“Seriously,” she told me. “If you want her to come sooner, try having more sex.”
If only it were that easy.
I have always been comfortable with sex. I learned early to please myself and took that with me into relationships, often acting the part of the “male” who just wanted to get off as opposed to the “female,” looking for love and transcendence through sex.
Since discovering that sex had a function beyond fun and feeling good, my mojo had lessened considerably. Every time my husband came near me, I worried about the baby—would all that jostling hurt her? I worried about the way my body looked—could I really seem attractive to anyone?
And most of all, I worried about discomfort. What positions might work for someone who could not lay on their stomach, back, side or pretty much in any position that did not involve three propped pillows? My husband had similar concerns but was more inclined to go for it.
In spite of my reservations, I took her advice, contorting my unfamiliar body into positions it was not meant to access, sitting on my husband's lap, the fear—"death by crushing"—humming in my ears.
The sex was good, albeit bizarre, but awkward as they were, those encounters achieved the desired results. We had an early birth. Our daughter emerged from my womb two weeks early, her birth a product of the same process that created her.
After she was out, we held her between us—our twosome suddenly interrupted by the arrival of a third. We admired the blending of our features: his forehead, my eyes, his lips, my nose. She was mine, his, ours—the personification of our union.

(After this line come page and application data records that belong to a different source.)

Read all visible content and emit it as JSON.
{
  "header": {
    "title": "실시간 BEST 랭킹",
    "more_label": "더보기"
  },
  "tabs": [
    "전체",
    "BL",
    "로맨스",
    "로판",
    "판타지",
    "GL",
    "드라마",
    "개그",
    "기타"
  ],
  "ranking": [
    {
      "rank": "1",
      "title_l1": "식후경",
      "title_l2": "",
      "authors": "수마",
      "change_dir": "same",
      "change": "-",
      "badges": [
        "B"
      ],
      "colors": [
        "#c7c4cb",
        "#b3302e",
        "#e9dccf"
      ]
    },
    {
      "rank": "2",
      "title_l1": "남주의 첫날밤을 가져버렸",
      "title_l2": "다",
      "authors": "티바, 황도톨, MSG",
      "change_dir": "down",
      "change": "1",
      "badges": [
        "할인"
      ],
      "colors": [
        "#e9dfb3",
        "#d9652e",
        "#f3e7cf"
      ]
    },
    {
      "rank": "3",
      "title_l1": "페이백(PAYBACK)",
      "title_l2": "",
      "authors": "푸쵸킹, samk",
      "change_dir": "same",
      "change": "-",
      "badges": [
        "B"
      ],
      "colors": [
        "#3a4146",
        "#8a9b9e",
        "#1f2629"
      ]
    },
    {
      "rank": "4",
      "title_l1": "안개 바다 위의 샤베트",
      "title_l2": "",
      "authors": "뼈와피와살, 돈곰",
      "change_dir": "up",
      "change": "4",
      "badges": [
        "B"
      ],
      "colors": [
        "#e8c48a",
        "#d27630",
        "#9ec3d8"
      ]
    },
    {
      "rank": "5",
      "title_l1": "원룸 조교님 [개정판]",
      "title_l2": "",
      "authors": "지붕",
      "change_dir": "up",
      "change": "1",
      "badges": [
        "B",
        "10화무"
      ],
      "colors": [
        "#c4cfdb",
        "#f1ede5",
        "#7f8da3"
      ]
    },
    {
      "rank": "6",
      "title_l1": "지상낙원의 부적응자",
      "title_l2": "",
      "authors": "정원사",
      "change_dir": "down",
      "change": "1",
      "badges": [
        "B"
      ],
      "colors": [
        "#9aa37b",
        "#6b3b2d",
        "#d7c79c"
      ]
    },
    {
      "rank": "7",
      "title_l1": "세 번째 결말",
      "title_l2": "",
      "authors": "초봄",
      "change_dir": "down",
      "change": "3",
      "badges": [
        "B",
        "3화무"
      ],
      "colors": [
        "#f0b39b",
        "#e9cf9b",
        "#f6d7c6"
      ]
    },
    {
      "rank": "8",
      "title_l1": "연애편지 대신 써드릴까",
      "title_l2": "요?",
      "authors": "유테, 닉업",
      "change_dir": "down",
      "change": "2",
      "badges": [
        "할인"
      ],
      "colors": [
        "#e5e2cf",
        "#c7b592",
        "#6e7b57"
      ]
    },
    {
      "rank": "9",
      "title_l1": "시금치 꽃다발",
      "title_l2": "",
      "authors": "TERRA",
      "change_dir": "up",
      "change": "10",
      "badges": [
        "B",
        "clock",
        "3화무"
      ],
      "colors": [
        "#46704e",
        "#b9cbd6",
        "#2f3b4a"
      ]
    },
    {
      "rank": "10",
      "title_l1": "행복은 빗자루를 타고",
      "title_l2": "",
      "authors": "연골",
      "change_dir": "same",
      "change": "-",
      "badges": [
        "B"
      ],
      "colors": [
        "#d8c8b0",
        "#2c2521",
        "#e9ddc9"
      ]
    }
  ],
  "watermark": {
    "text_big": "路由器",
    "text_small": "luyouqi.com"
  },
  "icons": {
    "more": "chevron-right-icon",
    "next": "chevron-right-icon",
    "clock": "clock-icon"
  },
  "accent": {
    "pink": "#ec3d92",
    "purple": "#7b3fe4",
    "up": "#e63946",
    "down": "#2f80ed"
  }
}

In the early weeks, this connection did not translate to the bedroom. I wanted to hug him, hold him, stroke his hair. But I had no interest in engaging in an act that now seemed so fraught with consequences.